▸ **Exercise material**:
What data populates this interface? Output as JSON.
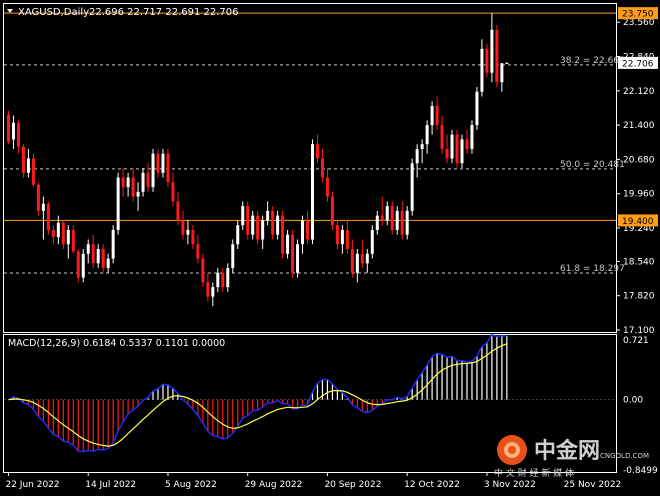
{
  "header": {
    "symbol": "XAGUSD,Daily",
    "ohlc": "22.696 22.717 22.691 22.706"
  },
  "colors": {
    "background": "#000000",
    "frame": "#ffffff",
    "bull": "#ffffff",
    "bear": "#ff1a1a",
    "fib_line": "#c8c8c8",
    "hline": "#ff9c1a",
    "label_hl_bg": "#ff9c1a",
    "macd_line": "#1e2fff",
    "signal_line": "#ffff4d",
    "hist_pos": "#ffffff",
    "hist_neg": "#ff1a1a"
  },
  "price_axis": {
    "ticks": [
      "23.560",
      "22.840",
      "22.120",
      "21.400",
      "20.680",
      "19.960",
      "19.240",
      "18.540",
      "17.820",
      "17.100"
    ],
    "tick_values": [
      23.56,
      22.84,
      22.12,
      21.4,
      20.68,
      19.96,
      19.24,
      18.54,
      17.82,
      17.1
    ],
    "label_top": "23.750",
    "label_current": "22.706",
    "label_mid": "19.400"
  },
  "fib_levels": [
    {
      "label": "38.2 = 22.665",
      "value": 22.665
    },
    {
      "label": "50.0 = 20.481",
      "value": 20.481
    },
    {
      "label": "61.8 = 18.297",
      "value": 18.297
    }
  ],
  "macd": {
    "title": "MACD(12,26,9) 0.6184 0.5337 0.1101 0.0000",
    "ticks": [
      "0.721",
      "0.00",
      "-0.8499"
    ],
    "tick_values": [
      0.721,
      0.0,
      -0.8499
    ]
  },
  "x_axis": {
    "labels": [
      "22 Jun 2022",
      "14 Jul 2022",
      "5 Aug 2022",
      "29 Aug 2022",
      "20 Sep 2022",
      "12 Oct 2022",
      "3 Nov 2022",
      "25 Nov 2022"
    ],
    "label_bar_index": [
      0,
      16,
      32,
      48,
      64,
      80,
      96,
      112
    ]
  },
  "watermark": {
    "title": "中金网",
    "url": "CNGOLD.COM",
    "slogan": "中 文 财 经 新 媒 体"
  },
  "chart_data": {
    "type": "candlestick",
    "title": "XAGUSD,Daily",
    "ylim": [
      17.1,
      23.9
    ],
    "hlines": [
      23.75,
      19.4
    ],
    "candles": [
      [
        21.62,
        21.7,
        21.0,
        21.05
      ],
      [
        21.1,
        21.6,
        20.9,
        21.45
      ],
      [
        21.45,
        21.5,
        20.8,
        20.95
      ],
      [
        20.95,
        21.0,
        20.3,
        20.4
      ],
      [
        20.4,
        20.9,
        20.3,
        20.7
      ],
      [
        20.7,
        20.8,
        20.1,
        20.15
      ],
      [
        20.15,
        20.2,
        19.5,
        19.6
      ],
      [
        19.6,
        19.9,
        19.0,
        19.75
      ],
      [
        19.75,
        19.8,
        19.1,
        19.2
      ],
      [
        19.2,
        19.3,
        18.9,
        19.05
      ],
      [
        19.05,
        19.5,
        18.9,
        19.35
      ],
      [
        19.35,
        19.4,
        18.8,
        18.9
      ],
      [
        18.9,
        19.3,
        18.6,
        19.2
      ],
      [
        19.2,
        19.3,
        18.7,
        18.75
      ],
      [
        18.75,
        18.8,
        18.1,
        18.2
      ],
      [
        18.2,
        18.8,
        18.1,
        18.7
      ],
      [
        18.7,
        19.0,
        18.5,
        18.9
      ],
      [
        18.9,
        19.1,
        18.4,
        18.5
      ],
      [
        18.5,
        18.9,
        18.4,
        18.8
      ],
      [
        18.8,
        18.9,
        18.3,
        18.4
      ],
      [
        18.4,
        18.7,
        18.3,
        18.6
      ],
      [
        18.6,
        19.3,
        18.5,
        19.2
      ],
      [
        19.2,
        20.4,
        19.1,
        20.3
      ],
      [
        20.3,
        20.5,
        19.9,
        20.1
      ],
      [
        20.1,
        20.4,
        19.9,
        20.3
      ],
      [
        20.3,
        20.5,
        19.8,
        19.9
      ],
      [
        19.9,
        20.2,
        19.6,
        20.0
      ],
      [
        20.0,
        20.5,
        19.9,
        20.4
      ],
      [
        20.4,
        20.6,
        20.0,
        20.1
      ],
      [
        20.1,
        20.9,
        20.0,
        20.8
      ],
      [
        20.8,
        20.9,
        20.3,
        20.4
      ],
      [
        20.4,
        20.9,
        20.3,
        20.8
      ],
      [
        20.8,
        20.9,
        20.1,
        20.2
      ],
      [
        20.2,
        20.4,
        19.7,
        19.8
      ],
      [
        19.8,
        20.0,
        19.3,
        19.4
      ],
      [
        19.4,
        19.6,
        19.0,
        19.1
      ],
      [
        19.1,
        19.4,
        18.9,
        19.2
      ],
      [
        19.2,
        19.3,
        18.8,
        18.9
      ],
      [
        18.9,
        19.1,
        18.5,
        18.6
      ],
      [
        18.6,
        18.7,
        18.0,
        18.1
      ],
      [
        18.1,
        18.3,
        17.7,
        17.8
      ],
      [
        17.8,
        18.1,
        17.6,
        18.0
      ],
      [
        18.0,
        18.4,
        17.9,
        18.3
      ],
      [
        18.3,
        18.4,
        17.9,
        18.0
      ],
      [
        18.0,
        18.5,
        17.9,
        18.4
      ],
      [
        18.4,
        19.0,
        18.3,
        18.9
      ],
      [
        18.9,
        19.4,
        18.8,
        19.3
      ],
      [
        19.3,
        19.8,
        19.2,
        19.7
      ],
      [
        19.7,
        19.8,
        19.0,
        19.1
      ],
      [
        19.1,
        19.6,
        19.0,
        19.5
      ],
      [
        19.5,
        19.6,
        18.9,
        19.0
      ],
      [
        19.0,
        19.5,
        18.8,
        19.4
      ],
      [
        19.4,
        19.8,
        19.3,
        19.6
      ],
      [
        19.6,
        19.7,
        19.0,
        19.1
      ],
      [
        19.1,
        19.6,
        19.0,
        19.5
      ],
      [
        19.5,
        19.6,
        18.6,
        18.7
      ],
      [
        18.7,
        19.2,
        18.6,
        19.1
      ],
      [
        19.1,
        19.2,
        18.2,
        18.3
      ],
      [
        18.3,
        19.0,
        18.2,
        18.9
      ],
      [
        18.9,
        19.5,
        18.7,
        19.4
      ],
      [
        19.4,
        19.6,
        18.9,
        19.0
      ],
      [
        19.0,
        21.1,
        18.9,
        21.0
      ],
      [
        21.0,
        21.2,
        20.6,
        20.7
      ],
      [
        20.7,
        20.9,
        20.2,
        20.3
      ],
      [
        20.3,
        20.5,
        19.8,
        19.9
      ],
      [
        19.9,
        20.0,
        19.2,
        19.3
      ],
      [
        19.3,
        19.4,
        18.8,
        18.9
      ],
      [
        18.9,
        19.3,
        18.7,
        19.2
      ],
      [
        19.2,
        19.4,
        18.7,
        18.8
      ],
      [
        18.8,
        19.0,
        18.2,
        18.3
      ],
      [
        18.3,
        18.8,
        18.1,
        18.7
      ],
      [
        18.7,
        19.0,
        18.4,
        18.5
      ],
      [
        18.5,
        18.8,
        18.3,
        18.7
      ],
      [
        18.7,
        19.3,
        18.6,
        19.2
      ],
      [
        19.2,
        19.6,
        19.1,
        19.5
      ],
      [
        19.5,
        19.9,
        19.3,
        19.4
      ],
      [
        19.4,
        19.8,
        19.3,
        19.7
      ],
      [
        19.7,
        19.8,
        19.1,
        19.2
      ],
      [
        19.2,
        19.7,
        19.1,
        19.6
      ],
      [
        19.6,
        19.8,
        19.0,
        19.1
      ],
      [
        19.1,
        19.7,
        19.0,
        19.6
      ],
      [
        19.6,
        20.7,
        19.5,
        20.6
      ],
      [
        20.6,
        21.0,
        20.3,
        20.9
      ],
      [
        20.9,
        21.1,
        20.6,
        21.0
      ],
      [
        21.0,
        21.5,
        20.8,
        21.4
      ],
      [
        21.4,
        21.9,
        21.2,
        21.8
      ],
      [
        21.8,
        22.0,
        21.3,
        21.4
      ],
      [
        21.4,
        21.6,
        20.8,
        20.9
      ],
      [
        20.9,
        21.2,
        20.6,
        20.7
      ],
      [
        20.7,
        21.3,
        20.6,
        21.2
      ],
      [
        21.2,
        21.3,
        20.5,
        20.6
      ],
      [
        20.6,
        21.2,
        20.5,
        21.1
      ],
      [
        21.1,
        21.3,
        20.8,
        20.9
      ],
      [
        20.9,
        21.5,
        20.8,
        21.4
      ],
      [
        21.4,
        22.2,
        21.3,
        22.1
      ],
      [
        22.1,
        23.2,
        22.0,
        23.0
      ],
      [
        23.0,
        23.1,
        22.4,
        22.5
      ],
      [
        22.5,
        23.75,
        22.3,
        23.4
      ],
      [
        23.4,
        23.5,
        22.2,
        22.3
      ],
      [
        22.3,
        22.7,
        22.1,
        22.7
      ],
      [
        22.7,
        22.72,
        22.69,
        22.706
      ]
    ]
  }
}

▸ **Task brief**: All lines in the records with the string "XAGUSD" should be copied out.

▸ **Output of the task**:
    "symbol": "XAGUSD,Daily",
    "title": "XAGUSD,Daily",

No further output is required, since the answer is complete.